Of the latest controversy over error-riddled and racist Mexican-American textbooks, Bell-Metereau slams the many factual errors as a "horrible" embarrassment. "Some people say those passages were taken out of context. But no matter what context you put them in, they're not appropriate." When it comes to science education, the candidate believes right-wing and creationist-supporting board members have sought to chip away at accepted scientific fact and intentionally confuse students when it comes to subjects like evolution and climate change. Just last week, conservative board members renewed their attack on evolution by criticizing a curriculum review panel of experts for removing biology items that undermine the science of evolution.
D5's longtime incumbent Mercer, while less vocal in recent years, still stands as one of the most ultra-conservative – and anti-science – sitting SBOE members. Mercer infamously argued on a radio program in 2011 that because animals aren't transitional – like a "cat-dog" or a "rat-cat" – evolution is nonexistent. ("If your theory's right, all these species would get together and form a new species, then where is the cat-dog or the rat-cat, whatever it be? They don't come together. Cats go with cats, and dogs go with dogs," he said.)

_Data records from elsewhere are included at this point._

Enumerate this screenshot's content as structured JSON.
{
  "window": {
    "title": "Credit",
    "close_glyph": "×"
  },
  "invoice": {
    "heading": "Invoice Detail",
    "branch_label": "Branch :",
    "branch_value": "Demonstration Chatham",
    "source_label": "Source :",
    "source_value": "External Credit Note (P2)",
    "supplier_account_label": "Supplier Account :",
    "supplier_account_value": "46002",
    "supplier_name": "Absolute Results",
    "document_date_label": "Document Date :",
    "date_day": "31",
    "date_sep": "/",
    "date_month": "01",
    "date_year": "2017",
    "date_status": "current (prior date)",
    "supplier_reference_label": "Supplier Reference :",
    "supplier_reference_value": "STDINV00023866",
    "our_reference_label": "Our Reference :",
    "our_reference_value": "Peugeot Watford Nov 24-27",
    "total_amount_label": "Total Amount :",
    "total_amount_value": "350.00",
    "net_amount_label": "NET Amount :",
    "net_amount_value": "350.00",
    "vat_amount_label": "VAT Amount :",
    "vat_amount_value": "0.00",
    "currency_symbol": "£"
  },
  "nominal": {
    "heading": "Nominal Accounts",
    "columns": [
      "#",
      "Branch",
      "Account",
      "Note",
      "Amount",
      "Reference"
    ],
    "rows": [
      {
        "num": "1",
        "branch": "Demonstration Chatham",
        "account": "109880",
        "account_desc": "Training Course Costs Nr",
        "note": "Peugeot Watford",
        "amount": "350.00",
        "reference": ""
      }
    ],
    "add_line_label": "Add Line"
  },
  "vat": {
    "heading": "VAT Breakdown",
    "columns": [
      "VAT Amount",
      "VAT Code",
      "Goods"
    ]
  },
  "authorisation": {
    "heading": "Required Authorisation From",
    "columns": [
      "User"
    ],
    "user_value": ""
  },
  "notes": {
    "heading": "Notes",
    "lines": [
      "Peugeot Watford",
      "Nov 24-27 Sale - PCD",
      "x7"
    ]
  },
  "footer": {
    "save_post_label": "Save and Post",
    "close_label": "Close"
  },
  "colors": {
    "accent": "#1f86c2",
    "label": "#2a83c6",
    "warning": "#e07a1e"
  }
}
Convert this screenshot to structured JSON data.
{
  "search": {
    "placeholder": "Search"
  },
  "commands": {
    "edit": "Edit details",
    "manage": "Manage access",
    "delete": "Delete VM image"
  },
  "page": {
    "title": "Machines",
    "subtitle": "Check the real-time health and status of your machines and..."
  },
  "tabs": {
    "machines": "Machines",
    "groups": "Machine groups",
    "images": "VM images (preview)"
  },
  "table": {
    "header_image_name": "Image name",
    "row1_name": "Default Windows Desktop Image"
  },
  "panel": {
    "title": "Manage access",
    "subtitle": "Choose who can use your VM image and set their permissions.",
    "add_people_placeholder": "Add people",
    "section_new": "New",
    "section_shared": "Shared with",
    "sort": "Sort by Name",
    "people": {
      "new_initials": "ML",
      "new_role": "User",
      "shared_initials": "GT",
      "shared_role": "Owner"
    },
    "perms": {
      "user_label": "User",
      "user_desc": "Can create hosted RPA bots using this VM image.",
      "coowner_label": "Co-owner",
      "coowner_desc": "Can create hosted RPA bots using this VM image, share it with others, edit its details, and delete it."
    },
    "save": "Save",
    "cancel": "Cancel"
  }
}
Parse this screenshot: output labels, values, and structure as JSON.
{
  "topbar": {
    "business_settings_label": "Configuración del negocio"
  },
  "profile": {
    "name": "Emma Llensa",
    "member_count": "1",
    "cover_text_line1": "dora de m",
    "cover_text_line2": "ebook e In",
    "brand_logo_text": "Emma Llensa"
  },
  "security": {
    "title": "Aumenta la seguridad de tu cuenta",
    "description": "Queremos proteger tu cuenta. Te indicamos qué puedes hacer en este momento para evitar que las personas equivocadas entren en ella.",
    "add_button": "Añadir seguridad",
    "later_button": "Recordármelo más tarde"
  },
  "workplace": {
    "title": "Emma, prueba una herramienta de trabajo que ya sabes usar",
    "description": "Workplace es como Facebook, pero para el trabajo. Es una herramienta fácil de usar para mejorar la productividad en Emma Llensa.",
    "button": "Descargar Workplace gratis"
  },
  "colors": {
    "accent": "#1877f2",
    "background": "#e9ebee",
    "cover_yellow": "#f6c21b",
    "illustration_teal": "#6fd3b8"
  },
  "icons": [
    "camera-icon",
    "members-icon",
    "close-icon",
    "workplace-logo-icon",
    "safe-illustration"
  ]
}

Even with their academic bona fides in the face of incumbents with markedly less expertise in education, the Democrats have an uphill battle ahead of them. The districts they're fighting to win are expansive and have trended solidly Republican over the past decade. In fact, the logistics of simply campaigning are no easy feat for any of the SBOE candidates, some of whom must cover an area equivalent in size to a small state. Jennings' district encompasses 17 counties including Williamson and part of Travis, while Bell-Metereau's stretches through 11-plus parts of Travis and Bexar and represents more than a million and a half Texans. "I haven't met them all yet," she jokes.
With two failed races behind them, the women don't seem dispirited or unnerved, only emboldened to win an under-the-radar seat they see as hugely influential. "It's a little-known office and a little-known race, but it has a huge impact on the future of our kids," said Bell-Metereau of the SBOE campaigns. "This board is doing some good yet also a lot of damage, and it doesn't have to. They could really transform Texas education in a dramatic way."